What you have to do:
All of the data must be output without alteration.

Records drawn from a dataset
*** Block opens ***

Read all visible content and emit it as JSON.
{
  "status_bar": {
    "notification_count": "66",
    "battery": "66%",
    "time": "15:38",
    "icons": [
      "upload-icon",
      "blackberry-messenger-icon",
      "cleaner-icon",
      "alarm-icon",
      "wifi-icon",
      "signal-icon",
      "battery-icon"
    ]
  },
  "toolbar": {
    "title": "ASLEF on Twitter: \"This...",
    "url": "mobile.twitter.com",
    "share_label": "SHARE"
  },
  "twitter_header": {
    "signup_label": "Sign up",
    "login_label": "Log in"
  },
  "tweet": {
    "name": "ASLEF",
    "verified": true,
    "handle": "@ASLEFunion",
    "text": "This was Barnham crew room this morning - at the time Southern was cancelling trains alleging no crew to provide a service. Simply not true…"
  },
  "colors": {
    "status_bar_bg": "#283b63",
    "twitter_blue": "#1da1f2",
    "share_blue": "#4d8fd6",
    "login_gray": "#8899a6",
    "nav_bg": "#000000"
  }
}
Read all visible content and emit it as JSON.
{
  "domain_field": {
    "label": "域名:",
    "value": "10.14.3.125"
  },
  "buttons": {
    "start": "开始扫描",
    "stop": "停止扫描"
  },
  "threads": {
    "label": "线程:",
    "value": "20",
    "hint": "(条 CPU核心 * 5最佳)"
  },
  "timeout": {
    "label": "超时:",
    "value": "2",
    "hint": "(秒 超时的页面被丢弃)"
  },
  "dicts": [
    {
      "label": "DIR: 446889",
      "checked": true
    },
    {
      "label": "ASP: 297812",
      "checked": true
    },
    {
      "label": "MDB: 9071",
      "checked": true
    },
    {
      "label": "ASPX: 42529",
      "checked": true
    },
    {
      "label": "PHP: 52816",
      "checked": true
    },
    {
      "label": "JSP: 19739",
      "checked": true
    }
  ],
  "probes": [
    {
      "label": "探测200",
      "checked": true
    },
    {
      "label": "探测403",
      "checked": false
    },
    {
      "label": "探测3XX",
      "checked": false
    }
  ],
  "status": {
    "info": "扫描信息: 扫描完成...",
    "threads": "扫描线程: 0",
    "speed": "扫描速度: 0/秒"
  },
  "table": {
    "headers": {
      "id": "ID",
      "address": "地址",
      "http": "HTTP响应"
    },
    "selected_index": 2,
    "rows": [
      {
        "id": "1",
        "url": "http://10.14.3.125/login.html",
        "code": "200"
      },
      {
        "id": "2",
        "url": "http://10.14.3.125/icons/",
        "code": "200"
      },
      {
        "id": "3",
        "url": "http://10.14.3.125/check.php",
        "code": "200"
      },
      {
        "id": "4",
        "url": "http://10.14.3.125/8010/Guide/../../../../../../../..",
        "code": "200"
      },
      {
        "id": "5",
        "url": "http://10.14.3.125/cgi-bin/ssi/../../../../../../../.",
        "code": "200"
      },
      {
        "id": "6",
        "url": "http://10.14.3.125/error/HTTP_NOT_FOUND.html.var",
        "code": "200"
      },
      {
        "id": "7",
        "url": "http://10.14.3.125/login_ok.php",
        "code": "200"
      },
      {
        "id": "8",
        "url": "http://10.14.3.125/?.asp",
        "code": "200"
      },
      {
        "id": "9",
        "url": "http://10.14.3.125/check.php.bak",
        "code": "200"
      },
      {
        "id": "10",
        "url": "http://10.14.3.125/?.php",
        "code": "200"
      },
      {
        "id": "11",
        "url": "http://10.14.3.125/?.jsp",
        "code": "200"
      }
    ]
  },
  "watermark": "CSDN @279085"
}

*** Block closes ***

Written response:
Read all visible content and emit it as JSON.
{
  "status_bar": {
    "notification_count": "66",
    "battery": "66%",
    "time": "15:38",
    "icons": [
      "upload-icon",
      "blackberry-messenger-icon",
      "cleaner-icon",
      "alarm-icon",
      "wifi-icon",
      "signal-icon",
      "battery-icon"
    ]
  },
  "toolbar": {
    "title": "ASLEF on Twitter: \"This...",
    "url": "mobile.twitter.com",
    "share_label": "SHARE"
  },
  "twitter_header": {
    "signup_label": "Sign up",
    "login_label": "Log in"
  },
  "tweet": {
    "name": "ASLEF",
    "verified": true,
    "handle": "@ASLEFunion",
    "text": "This was Barnham crew room this morning - at the time Southern was cancelling trains alleging no crew to provide a service. Simply not true…"
  },
  "colors": {
    "status_bar_bg": "#283b63",
    "twitter_blue": "#1da1f2",
    "share_blue": "#4d8fd6",
    "login_gray": "#8899a6",
    "nav_bg": "#000000"
  }
}
Read all visible content and emit it as JSON.
{
  "domain_field": {
    "label": "域名:",
    "value": "10.14.3.125"
  },
  "buttons": {
    "start": "开始扫描",
    "stop": "停止扫描"
  },
  "threads": {
    "label": "线程:",
    "value": "20",
    "hint": "(条 CPU核心 * 5最佳)"
  },
  "timeout": {
    "label": "超时:",
    "value": "2",
    "hint": "(秒 超时的页面被丢弃)"
  },
  "dicts": [
    {
      "label": "DIR: 446889",
      "checked": true
    },
    {
      "label": "ASP: 297812",
      "checked": true
    },
    {
      "label": "MDB: 9071",
      "checked": true
    },
    {
      "label": "ASPX: 42529",
      "checked": true
    },
    {
      "label": "PHP: 52816",
      "checked": true
    },
    {
      "label": "JSP: 19739",
      "checked": true
    }
  ],
  "probes": [
    {
      "label": "探测200",
      "checked": true
    },
    {
      "label": "探测403",
      "checked": false
    },
    {
      "label": "探测3XX",
      "checked": false
    }
  ],
  "status": {
    "info": "扫描信息: 扫描完成...",
    "threads": "扫描线程: 0",
    "speed": "扫描速度: 0/秒"
  },
  "table": {
    "headers": {
      "id": "ID",
      "address": "地址",
      "http": "HTTP响应"
    },
    "selected_index": 2,
    "rows": [
      {
        "id": "1",
        "url": "http://10.14.3.125/login.html",
        "code": "200"
      },
      {
        "id": "2",
        "url": "http://10.14.3.125/icons/",
        "code": "200"
      },
      {
        "id": "3",
        "url": "http://10.14.3.125/check.php",
        "code": "200"
      },
      {
        "id": "4",
        "url": "http://10.14.3.125/8010/Guide/../../../../../../../..",
        "code": "200"
      },
      {
        "id": "5",
        "url": "http://10.14.3.125/cgi-bin/ssi/../../../../../../../.",
        "code": "200"
      },
      {
        "id": "6",
        "url": "http://10.14.3.125/error/HTTP_NOT_FOUND.html.var",
        "code": "200"
      },
      {
        "id": "7",
        "url": "http://10.14.3.125/login_ok.php",
        "code": "200"
      },
      {
        "id": "8",
        "url": "http://10.14.3.125/?.asp",
        "code": "200"
      },
      {
        "id": "9",
        "url": "http://10.14.3.125/check.php.bak",
        "code": "200"
      },
      {
        "id": "10",
        "url": "http://10.14.3.125/?.php",
        "code": "200"
      },
      {
        "id": "11",
        "url": "http://10.14.3.125/?.jsp",
        "code": "200"
      }
    ]
  },
  "watermark": "CSDN @279085"
}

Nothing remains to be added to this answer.